### The records

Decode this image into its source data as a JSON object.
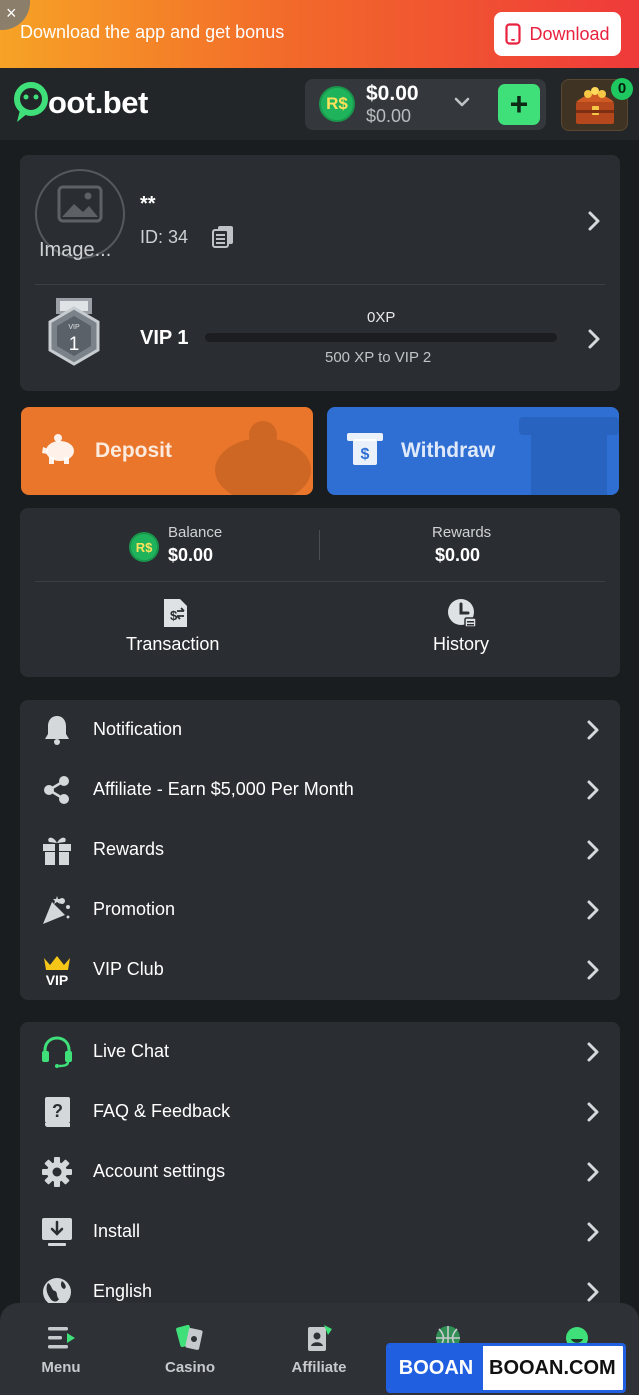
{
  "promo": {
    "close_glyph": "×",
    "text": "Download the app and get bonus",
    "button_label": "Download"
  },
  "header": {
    "logo_text": "oot.bet",
    "currency_symbol": "R$",
    "balance": "$0.00",
    "balance_sub": "$0.00",
    "add_glyph": "+",
    "chest_count": "0"
  },
  "profile": {
    "avatar_alt": "Image...",
    "username": "**",
    "id_text": "ID: 34",
    "vip_badge_number": "1",
    "vip_level": "VIP 1",
    "xp_value": "0XP",
    "xp_progress": 0,
    "xp_next": "500 XP to VIP 2"
  },
  "actions": {
    "deposit_label": "Deposit",
    "withdraw_label": "Withdraw"
  },
  "balance_card": {
    "currency_symbol": "R$",
    "balance_title": "Balance",
    "balance_value": "$0.00",
    "rewards_title": "Rewards",
    "rewards_value": "$0.00",
    "transaction_label": "Transaction",
    "history_label": "History"
  },
  "menu_primary": [
    {
      "label": "Notification",
      "icon": "bell-icon"
    },
    {
      "label": "Affiliate - Earn $5,000 Per Month",
      "icon": "share-icon"
    },
    {
      "label": "Rewards",
      "icon": "gift-icon"
    },
    {
      "label": "Promotion",
      "icon": "party-popper-icon"
    },
    {
      "label": "VIP Club",
      "icon": "vip-crown-icon"
    }
  ],
  "menu_secondary": [
    {
      "label": "Live Chat",
      "icon": "headset-icon"
    },
    {
      "label": "FAQ & Feedback",
      "icon": "question-book-icon"
    },
    {
      "label": "Account settings",
      "icon": "gear-icon"
    },
    {
      "label": "Install",
      "icon": "download-screen-icon"
    },
    {
      "label": "English",
      "icon": "globe-icon"
    }
  ],
  "bottom_nav": {
    "menu": "Menu",
    "casino": "Casino",
    "affiliate": "Affiliate"
  },
  "watermark": {
    "left": "BOOAN",
    "right": "BOOAN.COM"
  },
  "colors": {
    "accent_green": "#3fe07a",
    "deposit_orange": "#e9762b",
    "withdraw_blue": "#2f6fd4",
    "card_bg": "#2a2d31",
    "page_bg": "#1a1d20"
  }
}
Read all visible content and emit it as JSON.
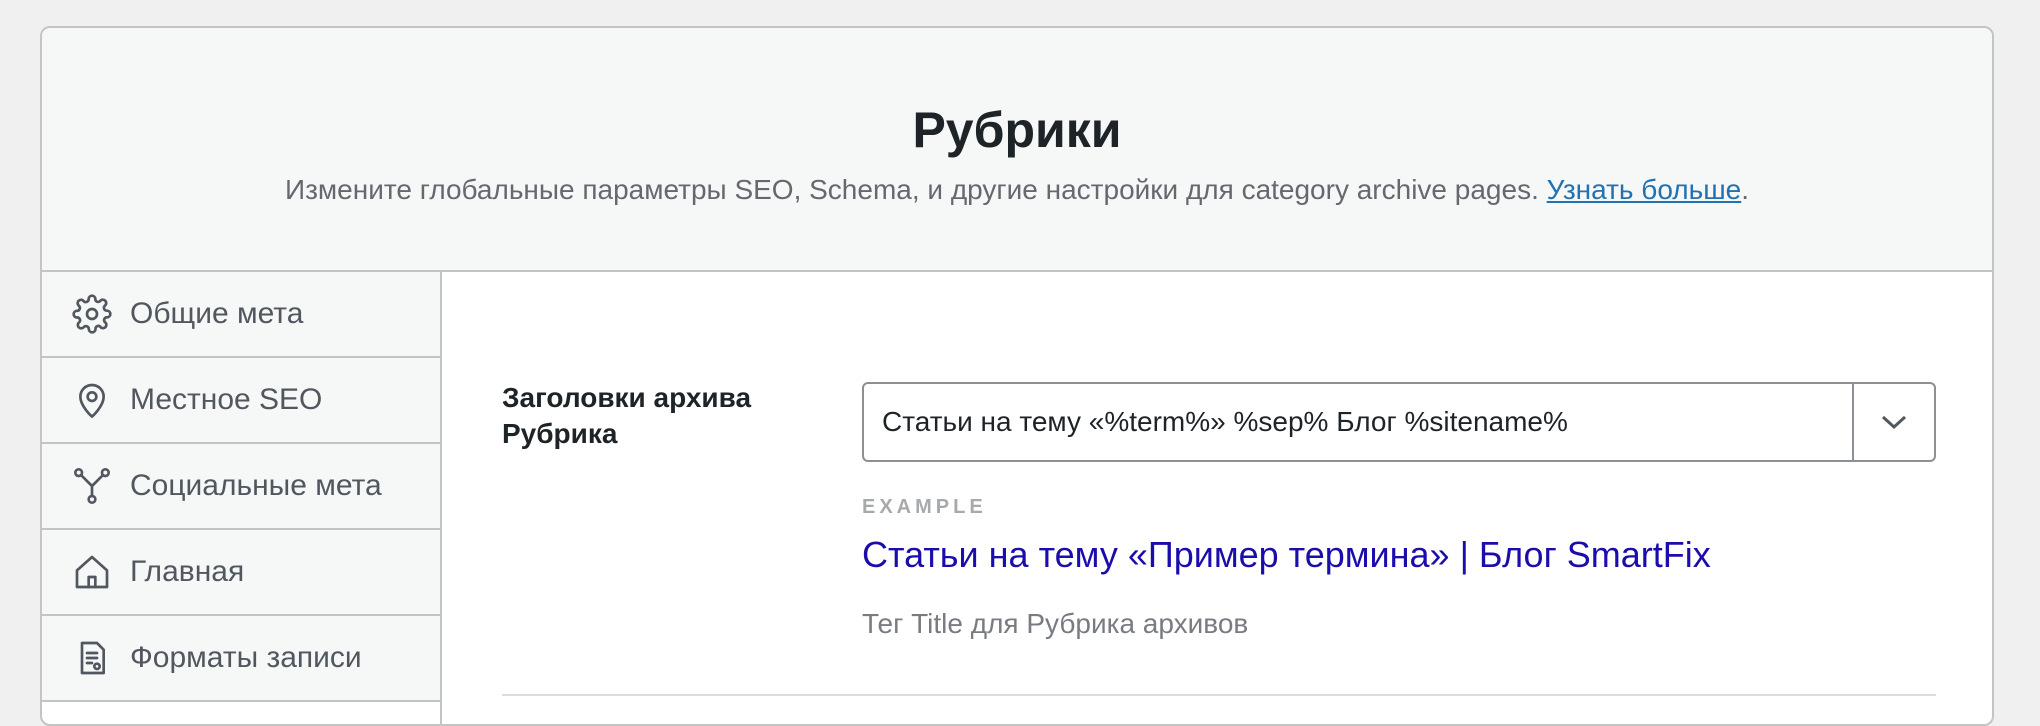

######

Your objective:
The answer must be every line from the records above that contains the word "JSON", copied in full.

Answer to this task:
Decode this image into its source data as a JSON object.
Read all visible content and emit it as JSON.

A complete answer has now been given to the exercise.